I don’t remember what the class was about or who was teaching it, but I that offhand comment stuck with me.
It was kind of a revolutionary idea to me. Art as worship sounded like such anawesome idea. I immediately searched some hashtags on Instagram and discovered Bible journaling. There are so many gorgeous, artistic, colorful Bible journal pages.
I was inspired. Really inspired. But, I also wasn’t sure about painting in a Bible. I mean, I’d only recently convinced myself it was OK to take notes in my Bible.
Paint. Over the words. In a Bible. Deep sigh. I couldn’t get past what the old church ladies from the church I grew up in might say. Beyond that, I wasn’t sure what I thought.

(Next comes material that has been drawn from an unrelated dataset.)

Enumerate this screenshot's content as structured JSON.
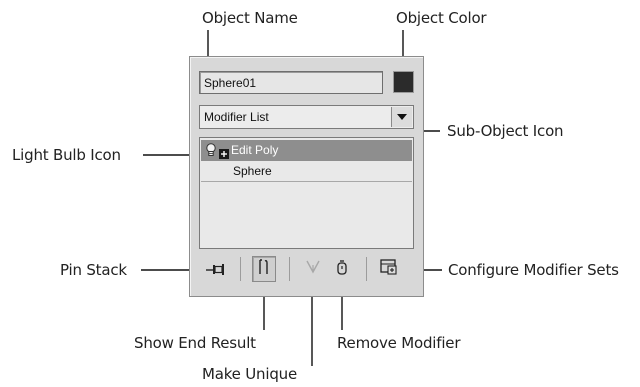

I wanted to dive in, but I knew I needed to think about it more first. If I knew that if anyone questioned me at that time, I would abandon everything because I wasn’t really sure what I thought. So, I followed several accounts and joined a few Facebook groups so I could regularly admire the fun pages while I debated whether I wanted to join in.
Eventually, I realized that Bible journaling is a great way to connect with God. Creating the pages is an awesome way to reflect and worship — exactly like that girl in the Influence Class had said. It’s such a great way to extend your quality time with God.
God wants us to be excited to spend time with Him. Crafting is something I truly love, so why not add that to my quiet time? The extra time I’ve spent praying and pondering the lessons while I play with markers and stickers has added an extra special element to my Bible study.
In addition to the personal benefits, sharing the pages on social media is an amazing opportunity to share Jesus.
There are so many awesome positive reasons to Bible journal. If you’re apprehensive, I totally understand. I’d encourage you to follow some Instagram accounts to be encouraged by them while you decide if it’s for you.
I’ve been using my Bible journal as a supplement to my study Bible. I do whatever Bible study and reading I was going to do. I don’t think about my journaling Bible during the study time, and I don’t usually journal right away. I like to take some time to think about what I read and come back to my journaling Bible later.
When I do finally sit down to Bible journal, I usually have a good idea what I’m going to do because I’ve been pondering the reading for awhile. I’ll quickly re-read the section to make sure my thoughts are still in line, and then I’ll get to work crafting.
Right now, my favorite Bible journaling layouts mostly involve paper crafting with pretty papers, stickers and washi tape. That’s what I love to craft with when I’m not Bible journaling, so it makes sense the most sense for me.
My painting skills aren’t the strongest, so I would probably spend more time worried about making mistakes if I were painting. I use the products I’m comfortable with, so I can focus on the message and not the craft.
I’m sure once I get used to crafting in my Bible, I’ll feel more at ease experimenting with new mediums. In the mean time, I’m loving this extension of my study time!
Do you Bible journal? Share your tips and any links to your layouts in the comments. I’d love to know about your Bible journaling story!